===== Data to examine

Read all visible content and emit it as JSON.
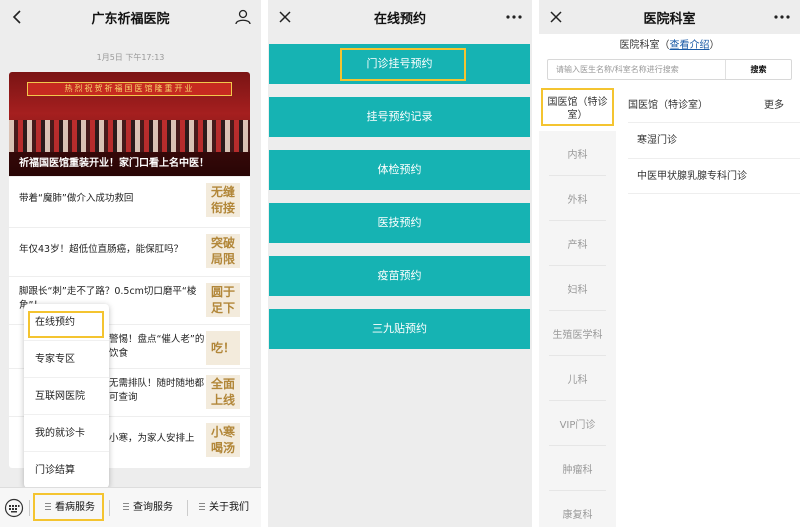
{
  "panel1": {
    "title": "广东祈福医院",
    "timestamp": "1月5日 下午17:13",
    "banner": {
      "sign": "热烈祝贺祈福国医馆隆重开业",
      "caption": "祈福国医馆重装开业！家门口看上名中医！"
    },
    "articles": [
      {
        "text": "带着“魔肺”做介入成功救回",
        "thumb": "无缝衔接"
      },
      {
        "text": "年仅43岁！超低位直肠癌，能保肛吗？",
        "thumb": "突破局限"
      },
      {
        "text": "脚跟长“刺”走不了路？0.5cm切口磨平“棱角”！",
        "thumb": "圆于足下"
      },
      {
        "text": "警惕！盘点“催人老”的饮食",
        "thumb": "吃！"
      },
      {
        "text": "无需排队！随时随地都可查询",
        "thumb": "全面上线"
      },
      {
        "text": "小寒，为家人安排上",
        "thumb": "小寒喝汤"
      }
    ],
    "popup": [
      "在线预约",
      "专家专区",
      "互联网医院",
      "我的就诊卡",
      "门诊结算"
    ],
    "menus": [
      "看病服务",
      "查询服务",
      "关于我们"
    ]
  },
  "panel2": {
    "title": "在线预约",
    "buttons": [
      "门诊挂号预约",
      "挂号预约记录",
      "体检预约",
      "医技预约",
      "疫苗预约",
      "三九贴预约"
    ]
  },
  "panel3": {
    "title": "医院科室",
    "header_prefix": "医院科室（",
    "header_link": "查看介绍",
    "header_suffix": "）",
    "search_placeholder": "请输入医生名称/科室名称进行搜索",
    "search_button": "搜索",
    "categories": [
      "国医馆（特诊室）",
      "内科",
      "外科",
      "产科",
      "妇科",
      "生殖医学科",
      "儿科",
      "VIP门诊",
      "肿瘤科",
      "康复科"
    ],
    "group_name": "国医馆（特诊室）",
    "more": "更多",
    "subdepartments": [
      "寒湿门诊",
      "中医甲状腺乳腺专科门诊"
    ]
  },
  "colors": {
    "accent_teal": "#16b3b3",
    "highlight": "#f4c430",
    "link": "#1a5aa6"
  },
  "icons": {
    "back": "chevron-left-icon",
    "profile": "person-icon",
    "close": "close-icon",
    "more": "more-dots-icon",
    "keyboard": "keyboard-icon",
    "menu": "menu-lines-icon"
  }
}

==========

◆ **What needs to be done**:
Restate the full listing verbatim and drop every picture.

◆ **Exercise solution**:
Read all visible content and emit it as JSON.
{
  "panel1": {
    "title": "广东祈福医院",
    "timestamp": "1月5日 下午17:13",
    "banner": {
      "sign": "热烈祝贺祈福国医馆隆重开业",
      "caption": "祈福国医馆重装开业！家门口看上名中医！"
    },
    "articles": [
      {
        "text": "带着“魔肺”做介入成功救回",
        "thumb": "无缝衔接"
      },
      {
        "text": "年仅43岁！超低位直肠癌，能保肛吗？",
        "thumb": "突破局限"
      },
      {
        "text": "脚跟长“刺”走不了路？0.5cm切口磨平“棱角”！",
        "thumb": "圆于足下"
      },
      {
        "text": "警惕！盘点“催人老”的饮食",
        "thumb": "吃！"
      },
      {
        "text": "无需排队！随时随地都可查询",
        "thumb": "全面上线"
      },
      {
        "text": "小寒，为家人安排上",
        "thumb": "小寒喝汤"
      }
    ],
    "popup": [
      "在线预约",
      "专家专区",
      "互联网医院",
      "我的就诊卡",
      "门诊结算"
    ],
    "menus": [
      "看病服务",
      "查询服务",
      "关于我们"
    ]
  },
  "panel2": {
    "title": "在线预约",
    "buttons": [
      "门诊挂号预约",
      "挂号预约记录",
      "体检预约",
      "医技预约",
      "疫苗预约",
      "三九贴预约"
    ]
  },
  "panel3": {
    "title": "医院科室",
    "header_prefix": "医院科室（",
    "header_link": "查看介绍",
    "header_suffix": "）",
    "search_placeholder": "请输入医生名称/科室名称进行搜索",
    "search_button": "搜索",
    "categories": [
      "国医馆（特诊室）",
      "内科",
      "外科",
      "产科",
      "妇科",
      "生殖医学科",
      "儿科",
      "VIP门诊",
      "肿瘤科",
      "康复科"
    ],
    "group_name": "国医馆（特诊室）",
    "more": "更多",
    "subdepartments": [
      "寒湿门诊",
      "中医甲状腺乳腺专科门诊"
    ]
  },
  "colors": {
    "accent_teal": "#16b3b3",
    "highlight": "#f4c430",
    "link": "#1a5aa6"
  },
  "icons": {
    "back": "chevron-left-icon",
    "profile": "person-icon",
    "close": "close-icon",
    "more": "more-dots-icon",
    "keyboard": "keyboard-icon",
    "menu": "menu-lines-icon"
  }
}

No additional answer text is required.